[Data section]
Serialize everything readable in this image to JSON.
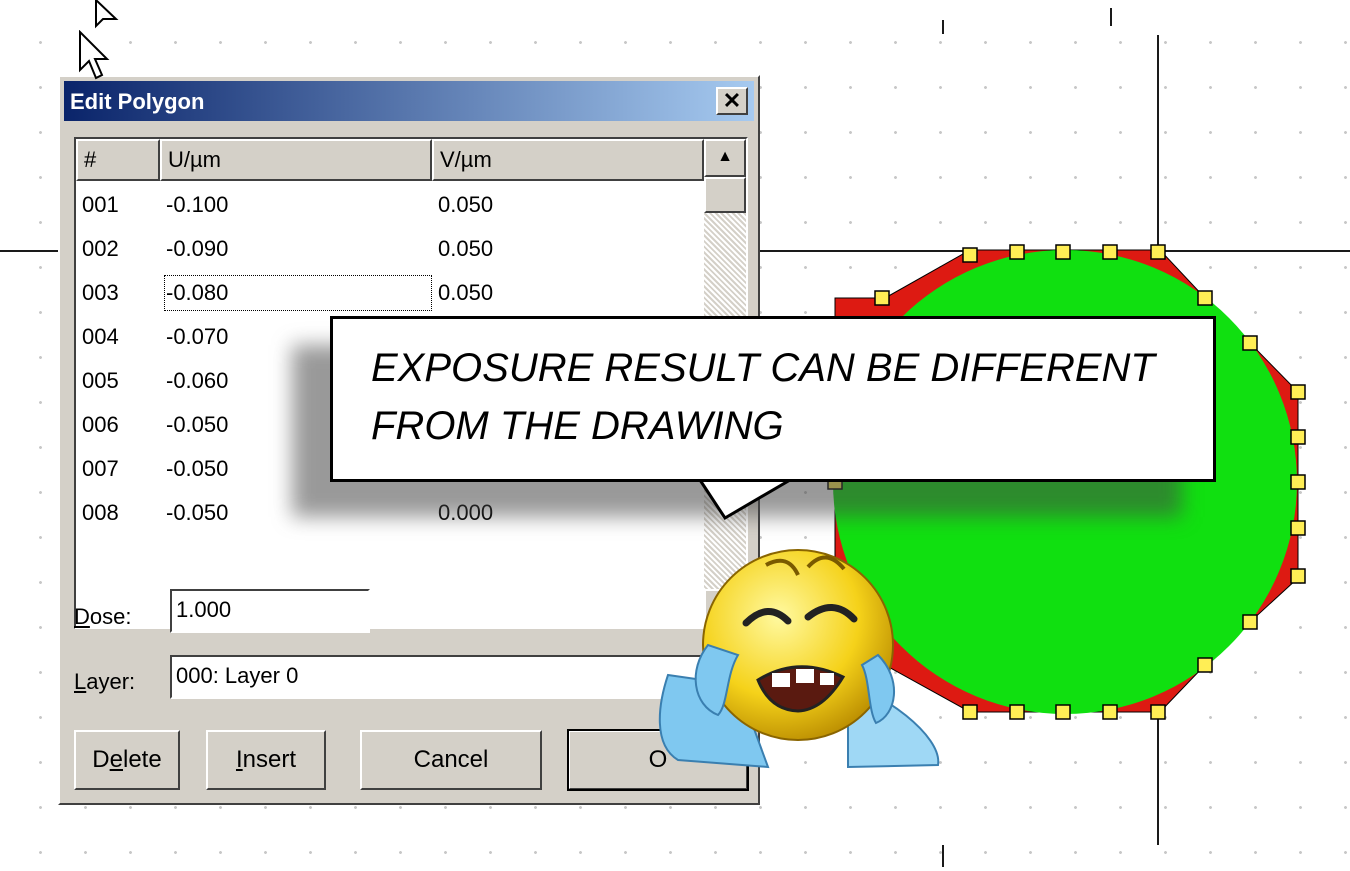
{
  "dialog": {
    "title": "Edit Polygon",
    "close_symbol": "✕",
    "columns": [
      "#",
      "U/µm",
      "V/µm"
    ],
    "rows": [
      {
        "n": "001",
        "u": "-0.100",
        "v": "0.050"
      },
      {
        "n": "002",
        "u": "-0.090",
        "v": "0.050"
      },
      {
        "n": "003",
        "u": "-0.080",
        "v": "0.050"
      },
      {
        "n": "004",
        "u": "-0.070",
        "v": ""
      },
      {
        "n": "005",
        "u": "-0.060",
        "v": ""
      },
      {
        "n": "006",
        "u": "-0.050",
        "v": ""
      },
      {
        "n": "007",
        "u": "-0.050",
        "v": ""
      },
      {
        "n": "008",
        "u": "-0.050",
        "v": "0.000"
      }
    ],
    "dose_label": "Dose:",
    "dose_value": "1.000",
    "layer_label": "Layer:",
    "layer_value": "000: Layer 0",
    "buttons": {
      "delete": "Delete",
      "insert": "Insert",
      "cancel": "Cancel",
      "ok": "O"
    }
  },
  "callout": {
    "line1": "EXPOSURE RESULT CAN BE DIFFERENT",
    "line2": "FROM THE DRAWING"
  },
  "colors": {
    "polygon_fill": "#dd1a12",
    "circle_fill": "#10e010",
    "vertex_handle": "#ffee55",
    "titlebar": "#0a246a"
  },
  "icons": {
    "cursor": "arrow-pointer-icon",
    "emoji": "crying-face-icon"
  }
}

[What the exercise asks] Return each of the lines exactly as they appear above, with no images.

[Response to the task]
Serialize everything readable in this image to JSON.
{
  "dialog": {
    "title": "Edit Polygon",
    "close_symbol": "✕",
    "columns": [
      "#",
      "U/µm",
      "V/µm"
    ],
    "rows": [
      {
        "n": "001",
        "u": "-0.100",
        "v": "0.050"
      },
      {
        "n": "002",
        "u": "-0.090",
        "v": "0.050"
      },
      {
        "n": "003",
        "u": "-0.080",
        "v": "0.050"
      },
      {
        "n": "004",
        "u": "-0.070",
        "v": ""
      },
      {
        "n": "005",
        "u": "-0.060",
        "v": ""
      },
      {
        "n": "006",
        "u": "-0.050",
        "v": ""
      },
      {
        "n": "007",
        "u": "-0.050",
        "v": ""
      },
      {
        "n": "008",
        "u": "-0.050",
        "v": "0.000"
      }
    ],
    "dose_label": "Dose:",
    "dose_value": "1.000",
    "layer_label": "Layer:",
    "layer_value": "000: Layer 0",
    "buttons": {
      "delete": "Delete",
      "insert": "Insert",
      "cancel": "Cancel",
      "ok": "O"
    }
  },
  "callout": {
    "line1": "EXPOSURE RESULT CAN BE DIFFERENT",
    "line2": "FROM THE DRAWING"
  },
  "colors": {
    "polygon_fill": "#dd1a12",
    "circle_fill": "#10e010",
    "vertex_handle": "#ffee55",
    "titlebar": "#0a246a"
  },
  "icons": {
    "cursor": "arrow-pointer-icon",
    "emoji": "crying-face-icon"
  }
}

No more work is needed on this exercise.